Workplace accidents are a particularly prevalent cause of chronic pain; In The Face Of Pain, a renowned pain advocacy group, estimates that “186 million work days are lost each year to back pain alone.” The National Centers for Health Statistics ranked the top four most common types of chronic pain as:
- Lower Back Pain – 27%
- Severe Headaches / Migraines – 15%
- Neck Pain – 15%
- Facial Aches – 4%
Can My Chronic Pain Be Cured?
Chronic pain is problematic because it’s usually caused by a series of adverse events, rather than one sudden accident. It’s like Repetitive Strain Injury; over the years, small traumas build on top of one another, leading to serious complications down the road.
But because the history of pain is often unclear, medical professionals have difficulty treating it. It’s rare that the source of a patient’s pain can be precisely pinpointed and effectively treated. Instead, doctors are limited to relieving the symptom, your pain, rather than attacking its underlying cause.
And the symptom of CPS aren’t just limited to pain, although that’s certainly the most obvious. CPS can also cause:
- Poor, disrupted sleep
- Decreased energy

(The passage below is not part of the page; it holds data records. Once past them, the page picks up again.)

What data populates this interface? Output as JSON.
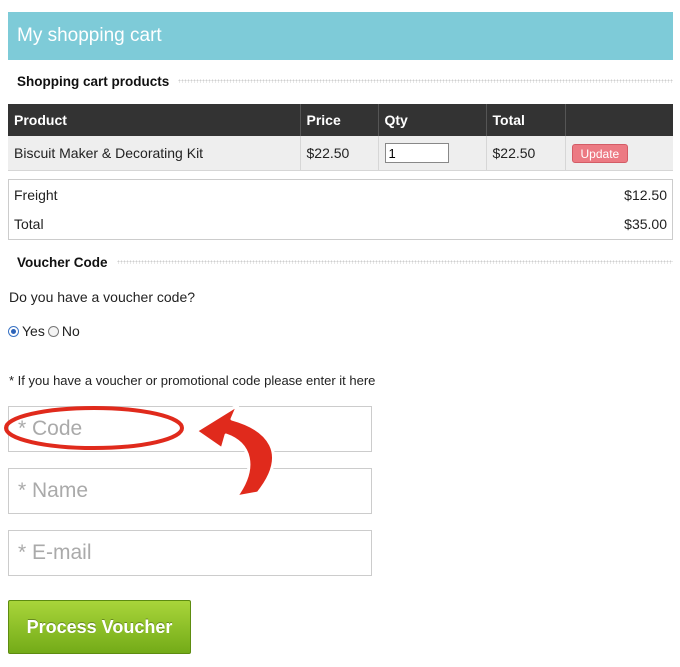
{
  "header": {
    "title": "My shopping cart"
  },
  "cart_section": {
    "title": "Shopping cart products"
  },
  "cart_table": {
    "columns": [
      "Product",
      "Price",
      "Qty",
      "Total",
      ""
    ],
    "rows": [
      {
        "product": "Biscuit Maker & Decorating Kit",
        "price": "$22.50",
        "qty": "1",
        "total": "$22.50",
        "action": "Update"
      }
    ]
  },
  "totals": {
    "freight_label": "Freight",
    "freight_value": "$12.50",
    "total_label": "Total",
    "total_value": "$35.00"
  },
  "voucher_section": {
    "title": "Voucher Code",
    "question": "Do you have a voucher code?",
    "options": [
      {
        "label": "Yes",
        "selected": true
      },
      {
        "label": "No",
        "selected": false
      }
    ],
    "note": "* If you have a voucher or promotional code please enter it here",
    "code_placeholder": "* Code",
    "name_placeholder": "* Name",
    "email_placeholder": "* E-mail",
    "submit_label": "Process Voucher"
  },
  "annotation": {
    "type": "red circle and arrow pointing to code field",
    "color": "#e02a1c"
  },
  "colors": {
    "header_bg": "#7ecbd8",
    "table_header_bg": "#333333",
    "update_button": "#ec7a83",
    "submit_button": "#8cc225"
  }
}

- Drug dependence
Can A Pain Management Clinic Help?
When traditional methods of pain relief have been exhausted, many primary care physicians send their patients to pain management centers or pain clinics.
These medical facilities specialize in the treatment of chronic pains that do not respond to normal methods of treatment. They often use a combination of therapies, including:
- Physical therapy
- Massage therapy
- “Nerve blocks” – specialized prescriptions that block neural receptors to interrupt the perception of pain
If traditional treatment options have failed to relieve your pain, consider contacting a pain management clinic for an evaluation. Here are our picks for the best in New York City:
New York Pain Care
With three locations in Manhattan, and glowing customer reviews, New York Pain Care is definitely the city’s most established pain management clinic. Staffed by board-certified surgeons, and specializing in back pain, New York Pain Care uses non-surgical methods to treat numerous forms of chronic pain effectively.
- New York Pain Care
The Pain Medicine Practice of Weill Cornell Medical College
With the strength and resources of New York-Presbyterian Hospital, New York’s best medical facility, it’s no surprise that Weill Cornell has remained on the cutting-edge of pain treatment for years. They just added an acupuncture practice to compliment their extremely thorough list of pain management services.
- Weill Cornell Pain Medicine
Will Pain Management Be Covered By Insurance?
That’s a hard question to answer, because it varies from insurance company to insurance company and policy to policy. Complicating the situation, most effective pain management regimens will include the services of multiple practitioners. So your insurance might cover the physical therapy, but not the acupuncture sessions.
It’s best to know your plan and challenge any denials. Denial is usually an insurance company’s first response. But with a little effort, you can prove to your insurer that pain management is the right choice for your health. Consult the pain management doctor you’re considering and decide on the best way to present your condition, and your plans for treatment, in your insurance application.
Funds to cover your medical expenses may also be available by pursuing a personal injury lawsuit. If you’re chronic pain was caused by an accident, and it was fairly recent (within the last 3 years), consult an experienced lawyer to learn more about your legal situation.